Eat more than just Subway on the weekends
The lack of weekend food options on Danforth Campus can lead to a dangerous pattern of reliance upon Subway sandwiches to avoid walking to other eateries. However, a 10-minute walk can be revitalizing. Better yet, take a break while you eat. It’s tempting to bring a meal to Olin Library, but ultimately you won’t get much work done while eating anyway. —Ali Gold, Senior Cadenza Editor
Put on a face mask
Whether you’re celebrating turning in a final paper, or you’re starting at 2 a.m., applying a face mask is the ultimate DIY “treat yo’ self” strategy. You can easily make one yourself with ingredients like oatmeal, bananas and honey. Don’t let the perceived gender associations of using face masks stop you, either: anyone can enjoy the silky smooth, moisturized skin that comes with this lazy (but indulgent) activity. —Hanusia Higgins, Senior Scene Editor
Take a shower
It doesn’t matter whether you think you need one—although you might after spending 12 straight hours in Olin Library. A shower forces you to leave your screens and just think peacefully for 15 minutes. Plus, you walk out feeling clean, refreshed and ready to tackle whatever is on your plate. Just don’t slip.
—Aaron Brezel, Managing Editor
Get a flu shot
There are few things worse to a college student than drowning under a pile of work, and one of those things is drowning under a pile of work while you have the flu. I was able to book a next-day flu shot appointment and was finished in under 20 minutes, leaving with a much stronger immune system than I had when I walked in. It’s better to be safe than sorry, and your Olin Library neighbors will thank you. —Aidan Strassmann, Senior Forum Editor

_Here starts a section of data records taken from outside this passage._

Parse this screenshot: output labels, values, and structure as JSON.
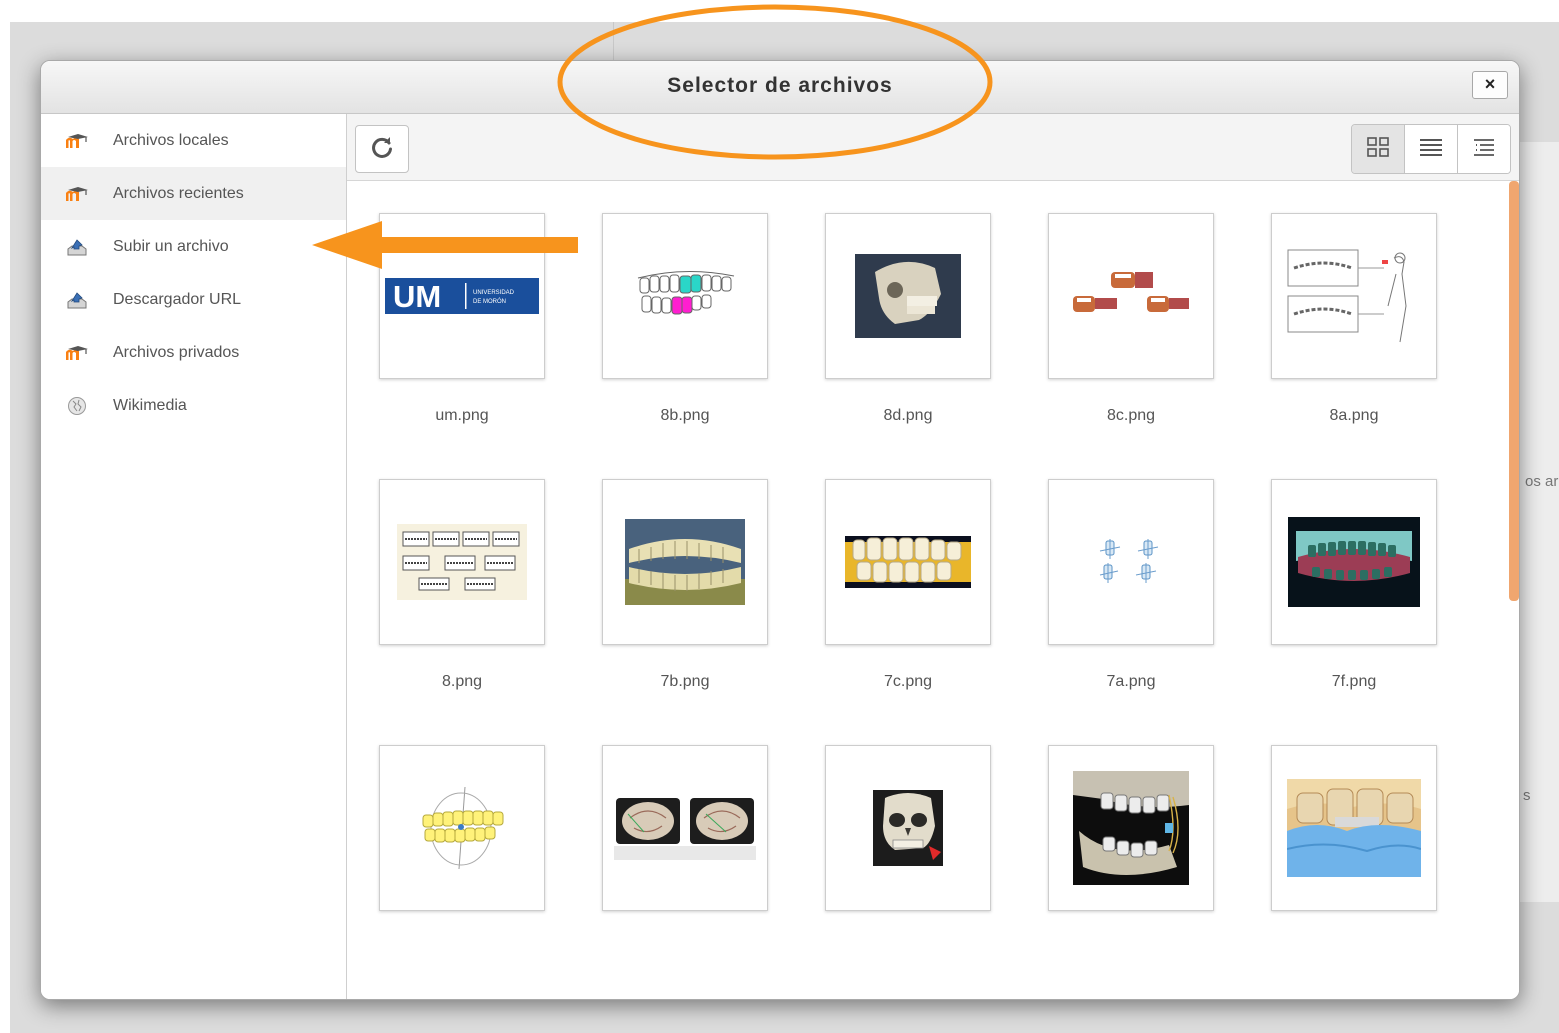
{
  "dialog": {
    "title": "Selector de archivos",
    "close_label": "×"
  },
  "sidebar": {
    "items": [
      {
        "label": "Archivos locales",
        "icon": "moodle-icon",
        "active": false
      },
      {
        "label": "Archivos recientes",
        "icon": "moodle-icon",
        "active": true
      },
      {
        "label": "Subir un archivo",
        "icon": "upload-icon",
        "active": false
      },
      {
        "label": "Descargador URL",
        "icon": "url-download-icon",
        "active": false
      },
      {
        "label": "Archivos privados",
        "icon": "moodle-icon",
        "active": false
      },
      {
        "label": "Wikimedia",
        "icon": "wikimedia-icon",
        "active": false
      }
    ]
  },
  "toolbar": {
    "refresh_icon": "refresh-icon",
    "view_icons": [
      "view-icons-icon",
      "view-list-icon",
      "view-tree-icon"
    ]
  },
  "files": [
    {
      "name": "um.png",
      "thumb": "um-logo"
    },
    {
      "name": "8b.png",
      "thumb": "teeth-color"
    },
    {
      "name": "8d.png",
      "thumb": "skull-3d"
    },
    {
      "name": "8c.png",
      "thumb": "jaw-models"
    },
    {
      "name": "8a.png",
      "thumb": "diagram-profile"
    },
    {
      "name": "8.png",
      "thumb": "sketches"
    },
    {
      "name": "7b.png",
      "thumb": "denture-photo"
    },
    {
      "name": "7c.png",
      "thumb": "teeth-yellow"
    },
    {
      "name": "7a.png",
      "thumb": "teeth-small"
    },
    {
      "name": "7f.png",
      "thumb": "denture-dark"
    },
    {
      "name": "",
      "thumb": "teeth-line"
    },
    {
      "name": "",
      "thumb": "molars-photo"
    },
    {
      "name": "",
      "thumb": "skull-small"
    },
    {
      "name": "",
      "thumb": "jaw-xray"
    },
    {
      "name": "",
      "thumb": "dental-blue"
    }
  ],
  "edge": {
    "text1": "os ar",
    "text2": "s"
  },
  "colors": {
    "annotation": "#f7941d",
    "moodle_orange": "#f98012",
    "um_blue": "#1a4f9c"
  }
}
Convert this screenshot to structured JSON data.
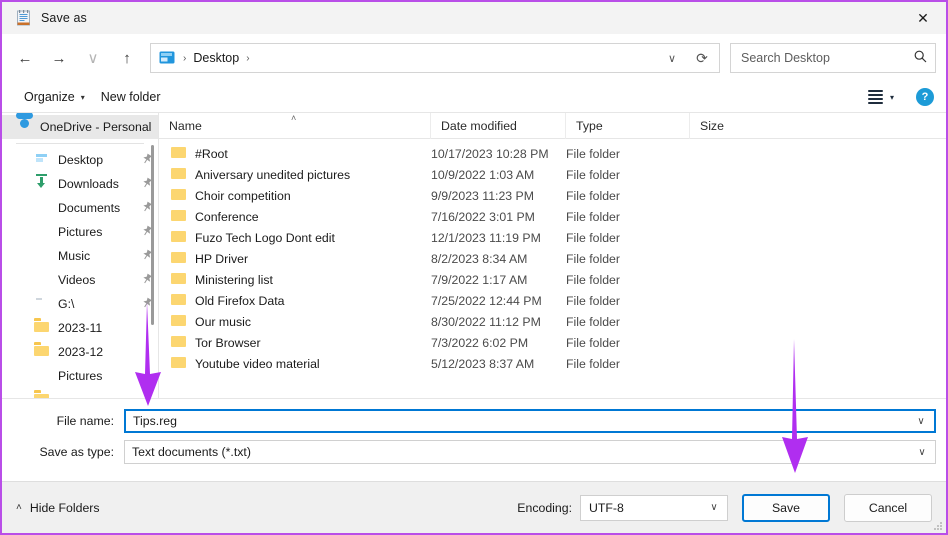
{
  "window": {
    "title": "Save as",
    "app_icon": "notepad-icon",
    "close_label": "✕",
    "border_color": "#b94ee8"
  },
  "nav": {
    "back": "←",
    "forward": "→",
    "recent": "∨",
    "up": "↑",
    "refresh": "⟳",
    "address_chevron": "∨"
  },
  "address": {
    "icon": "desktop-icon",
    "crumbs": [
      "Desktop"
    ],
    "separator": "›"
  },
  "search": {
    "placeholder": "Search Desktop",
    "icon": "⌕"
  },
  "commandbar": {
    "organize": "Organize",
    "organize_caret": "▾",
    "new_folder": "New folder",
    "view_caret": "▾",
    "help": "?"
  },
  "sidebar": {
    "items": [
      {
        "label": "OneDrive - Personal",
        "icon": "cloud-icon",
        "selected": true,
        "pinned": false,
        "indent": false
      },
      {
        "label": "Desktop",
        "icon": "desktop-icon",
        "selected": false,
        "pinned": true,
        "indent": true
      },
      {
        "label": "Downloads",
        "icon": "download-icon",
        "selected": false,
        "pinned": true,
        "indent": true
      },
      {
        "label": "Documents",
        "icon": "document-icon",
        "selected": false,
        "pinned": true,
        "indent": true
      },
      {
        "label": "Pictures",
        "icon": "pictures-icon",
        "selected": false,
        "pinned": true,
        "indent": true
      },
      {
        "label": "Music",
        "icon": "music-icon",
        "selected": false,
        "pinned": true,
        "indent": true
      },
      {
        "label": "Videos",
        "icon": "video-icon",
        "selected": false,
        "pinned": true,
        "indent": true
      },
      {
        "label": "G:\\",
        "icon": "drive-icon",
        "selected": false,
        "pinned": true,
        "indent": true
      },
      {
        "label": "2023-11",
        "icon": "folder-icon",
        "selected": false,
        "pinned": false,
        "indent": true
      },
      {
        "label": "2023-12",
        "icon": "folder-icon",
        "selected": false,
        "pinned": false,
        "indent": true
      },
      {
        "label": "Pictures",
        "icon": "pictures-icon",
        "selected": false,
        "pinned": false,
        "indent": true
      }
    ],
    "pin_glyph": "📌"
  },
  "filelist": {
    "columns": [
      "Name",
      "Date modified",
      "Type",
      "Size"
    ],
    "sort_indicator": "˄",
    "rows": [
      {
        "name": "#Root",
        "date": "10/17/2023 10:28 PM",
        "type": "File folder",
        "size": ""
      },
      {
        "name": "Aniversary unedited pictures",
        "date": "10/9/2022 1:03 AM",
        "type": "File folder",
        "size": ""
      },
      {
        "name": "Choir competition",
        "date": "9/9/2023 11:23 PM",
        "type": "File folder",
        "size": ""
      },
      {
        "name": "Conference",
        "date": "7/16/2022 3:01 PM",
        "type": "File folder",
        "size": ""
      },
      {
        "name": "Fuzo Tech Logo Dont edit",
        "date": "12/1/2023 11:19 PM",
        "type": "File folder",
        "size": ""
      },
      {
        "name": "HP Driver",
        "date": "8/2/2023 8:34 AM",
        "type": "File folder",
        "size": ""
      },
      {
        "name": "Ministering list",
        "date": "7/9/2022 1:17 AM",
        "type": "File folder",
        "size": ""
      },
      {
        "name": "Old Firefox Data",
        "date": "7/25/2022 12:44 PM",
        "type": "File folder",
        "size": ""
      },
      {
        "name": "Our music",
        "date": "8/30/2022 11:12 PM",
        "type": "File folder",
        "size": ""
      },
      {
        "name": "Tor Browser",
        "date": "7/3/2022 6:02 PM",
        "type": "File folder",
        "size": ""
      },
      {
        "name": "Youtube video material",
        "date": "5/12/2023 8:37 AM",
        "type": "File folder",
        "size": ""
      }
    ]
  },
  "form": {
    "file_name_label": "File name:",
    "file_name_value": "Tips.reg",
    "save_as_type_label": "Save as type:",
    "save_as_type_value": "Text documents (*.txt)",
    "chevron": "∨"
  },
  "footer": {
    "hide_folders": "Hide Folders",
    "hide_folders_chevron": "˄",
    "encoding_label": "Encoding:",
    "encoding_value": "UTF-8",
    "encoding_chevron": "∨",
    "save_label": "Save",
    "cancel_label": "Cancel"
  },
  "annotations": {
    "arrow_color": "#b02ef0",
    "arrows": [
      {
        "name": "arrow-to-file-name-field",
        "points_to": "file-name-input"
      },
      {
        "name": "arrow-to-save-button",
        "points_to": "save-button"
      }
    ]
  }
}
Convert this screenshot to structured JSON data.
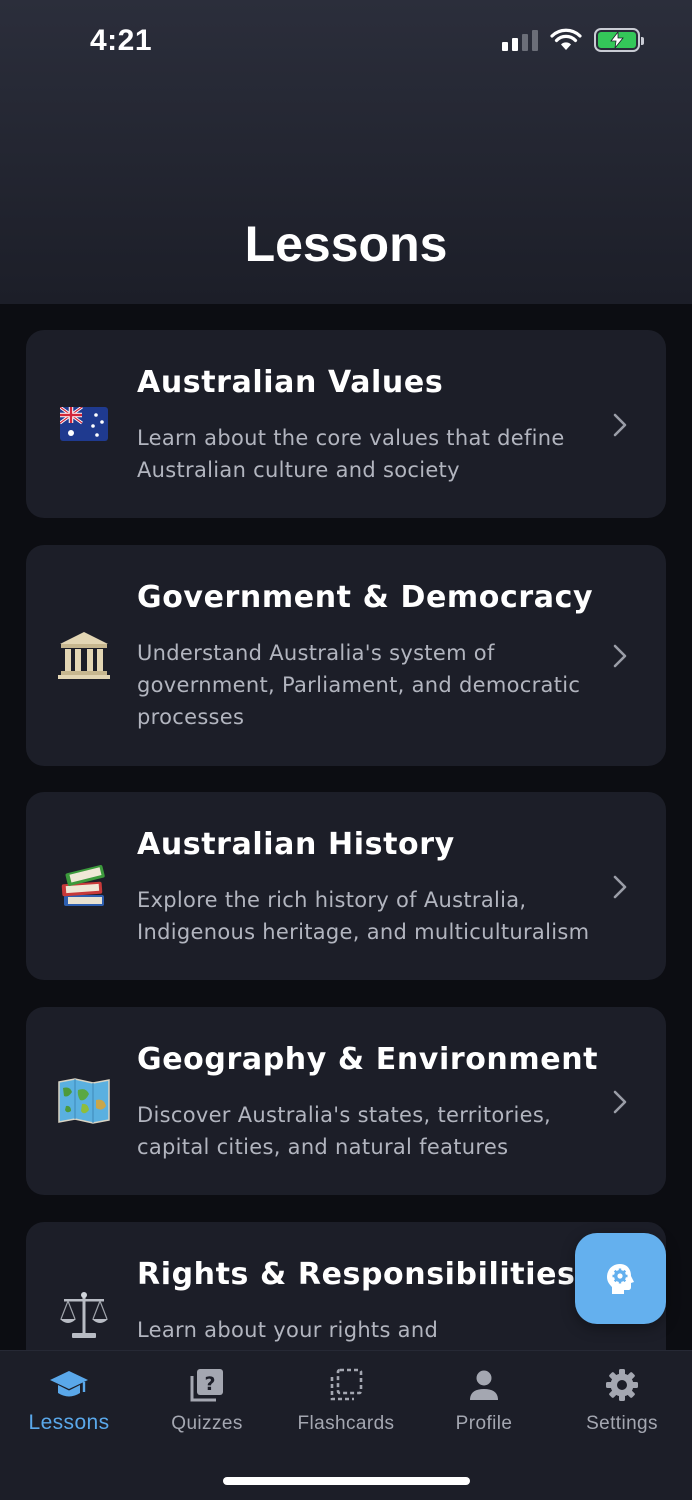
{
  "status_bar": {
    "time": "4:21"
  },
  "header": {
    "title": "Lessons"
  },
  "lessons": [
    {
      "icon": "australian-flag-icon",
      "title": "Australian Values",
      "description": "Learn about the core values that define Australian culture and society"
    },
    {
      "icon": "classical-building-icon",
      "title": "Government & Democracy",
      "description": "Understand Australia's system of government, Parliament, and democratic processes"
    },
    {
      "icon": "books-icon",
      "title": "Australian History",
      "description": "Explore the rich history of Australia, Indigenous heritage, and multiculturalism"
    },
    {
      "icon": "world-map-icon",
      "title": "Geography & Environment",
      "description": "Discover Australia's states, territories, capital cities, and natural features"
    },
    {
      "icon": "balance-scale-icon",
      "title": "Rights & Responsibilities",
      "description": "Learn about your rights and"
    }
  ],
  "fab": {
    "icon": "head-gear-icon"
  },
  "tabs": [
    {
      "label": "Lessons",
      "icon": "graduation-cap-icon",
      "active": true
    },
    {
      "label": "Quizzes",
      "icon": "quiz-icon",
      "active": false
    },
    {
      "label": "Flashcards",
      "icon": "flashcards-icon",
      "active": false
    },
    {
      "label": "Profile",
      "icon": "person-icon",
      "active": false
    },
    {
      "label": "Settings",
      "icon": "gear-icon",
      "active": false
    }
  ],
  "colors": {
    "accent": "#5aa8ea",
    "fab": "#64b0ee",
    "card": "#1c1e28",
    "background": "#0c0d12"
  }
}
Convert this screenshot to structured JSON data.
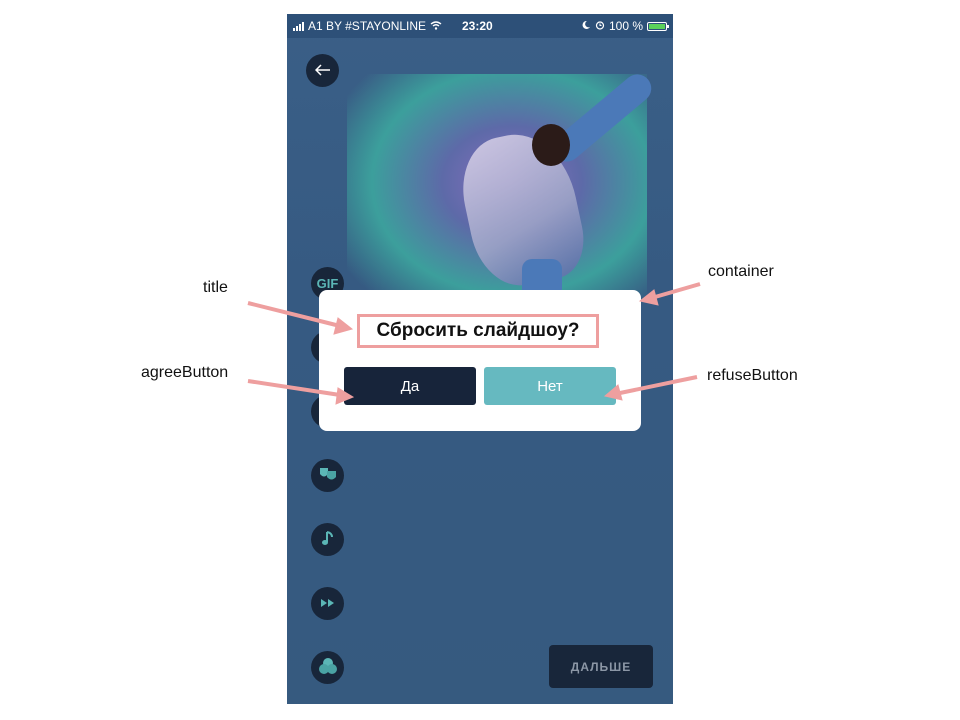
{
  "status_bar": {
    "carrier": "A1 BY #STAYONLINE",
    "time": "23:20",
    "battery": "100 %"
  },
  "dialog": {
    "title": "Сбросить слайдшоу?",
    "agree_label": "Да",
    "refuse_label": "Нет"
  },
  "toolbar": {
    "gif_label": "GIF",
    "next_label": "ДАЛЬШЕ"
  },
  "annotations": {
    "title": "title",
    "container": "container",
    "agree": "agreeButton",
    "refuse": "refuseButton"
  },
  "colors": {
    "annotation_arrow": "#ee9f9f",
    "dark_button": "#17243a",
    "teal_button": "#66b9c0"
  }
}
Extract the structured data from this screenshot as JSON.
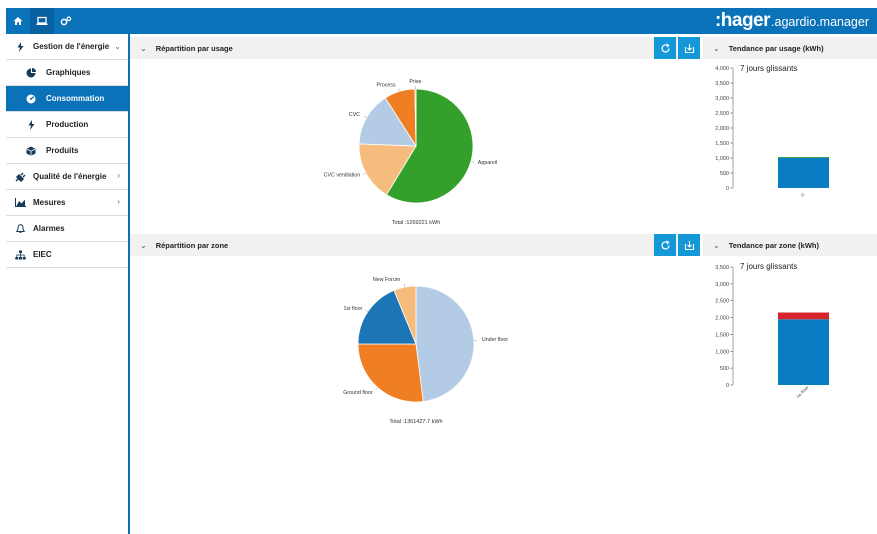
{
  "brand": {
    "name": ":hager",
    "product": ".agardio.manager"
  },
  "topbar": {
    "icons": [
      "home-icon",
      "laptop-icon",
      "gears-icon"
    ]
  },
  "sidebar": {
    "items": [
      {
        "label": "Gestion de l'énergie",
        "icon": "bolt-icon",
        "expanded": true
      },
      {
        "label": "Graphiques",
        "icon": "pie-icon",
        "sub": true
      },
      {
        "label": "Consommation",
        "icon": "gauge-icon",
        "sub": true,
        "active": true
      },
      {
        "label": "Production",
        "icon": "bolt-icon",
        "sub": true
      },
      {
        "label": "Produits",
        "icon": "cube-icon",
        "sub": true
      },
      {
        "label": "Qualité de l'énergie",
        "icon": "plug-icon"
      },
      {
        "label": "Mesures",
        "icon": "area-chart-icon"
      },
      {
        "label": "Alarmes",
        "icon": "bell-icon"
      },
      {
        "label": "EIEC",
        "icon": "sitemap-icon"
      }
    ]
  },
  "usage_panel": {
    "title": "Répartition par usage",
    "total": "Total :1269221 kWh"
  },
  "usage_trend": {
    "title": "Tendance par usage (kWh)",
    "subtitle": "7 jours glissants"
  },
  "zone_panel": {
    "title": "Répartition par zone",
    "total": "Total :1361427.7 kWh"
  },
  "zone_trend": {
    "title": "Tendance par zone (kWh)",
    "subtitle": "7 jours glissants"
  },
  "chart_data": [
    {
      "type": "pie",
      "title": "Répartition par usage",
      "colors": [
        "#3a9d2c",
        "#f6bc7d",
        "#b1cae6",
        "#ef7f22"
      ],
      "categories": [
        "Appareil",
        "CVC ventilation",
        "CVC",
        "Process",
        "Prise"
      ],
      "values": [
        57.2,
        16.5,
        15.0,
        8.5,
        0.3
      ],
      "slice_colors": [
        "#34a02c",
        "#f6bc7d",
        "#b3cbe5",
        "#ef7f22",
        "#ef7f22"
      ],
      "total_label": "Total :1269221 kWh"
    },
    {
      "type": "bar",
      "title": "Tendance par usage (kWh)",
      "subtitle": "7 jours glissants",
      "categories": [
        "ci"
      ],
      "series": [
        {
          "values": [
            1020
          ],
          "color": "#0a7dc2"
        },
        {
          "values": [
            10
          ],
          "color": "#34a02c"
        }
      ],
      "ylim": [
        0,
        4000
      ],
      "yticks": [
        "0",
        "500",
        "1,000",
        "1,500",
        "2,000",
        "2,500",
        "3,000",
        "3,500",
        "4,000"
      ]
    },
    {
      "type": "pie",
      "title": "Répartition par zone",
      "categories": [
        "Under floor",
        "Ground floor",
        "1st floor",
        "New Forum"
      ],
      "values": [
        48.0,
        27.0,
        18.8,
        6.2
      ],
      "slice_colors": [
        "#b3cbe5",
        "#ef7f22",
        "#1c76b5",
        "#f6bc7d"
      ],
      "total_label": "Total :1361427.7 kWh"
    },
    {
      "type": "bar",
      "title": "Tendance par zone (kWh)",
      "subtitle": "7 jours glissants",
      "categories": [
        "ne floor"
      ],
      "series": [
        {
          "values": [
            1950
          ],
          "color": "#0a7dc2"
        },
        {
          "values": [
            200
          ],
          "color": "#d6242a"
        }
      ],
      "ylim": [
        0,
        3500
      ],
      "yticks": [
        "0",
        "500",
        "1,000",
        "1,500",
        "2,000",
        "2,500",
        "3,000",
        "3,500"
      ]
    }
  ]
}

When we get stressed out about finals, we tend to prioritize frantic studying over anything else. This creates a situation where everything feels like it’s crumbling around you because you’ve stopped doing the most basic things that keep your life together. So yeah, go get groceries, a haircut, an oil change. Do the mindless things you need to keep your life in order. —Wesley Jenkins, Director of Special Projects
Read something that’s actually fun
If you’re like me, the next two weeks will be full of poring over dry scholarly articles for quotes. It will be easy to forget that words can actually be fun…but they can! Take the chance to reread your favorite short story, something silly on the internet or anything just to break the monotony. —Jon Lewis, Senior Sports Editor
Take mini breaks
At a certain point, looking at the same textbook or hundred lines of code becomes unproductive. I like to schedule two hour-ish chunks of time for a subject before switching over to another one—preferring to do a bit of everything instead of tiring myself out. But the crucial bit here is to give yourself a quick break in between. Watch a TV show, eat some candy, call your mom—the possibilities are endless; just give your brain a break.—Noa Yadidi, Managing Editor
Try to get some sleep!
Especially during finals week, it can be tempting to burn the midnight oil in order to fit in more time to study. But ultimately, you’ll retain information better if your brain isn’t struggling to stay awake. I know eight hours can be hard to get even during the normal semester, but avoiding all-nighters is a start. —Elizabeth Grossman, Copy Chief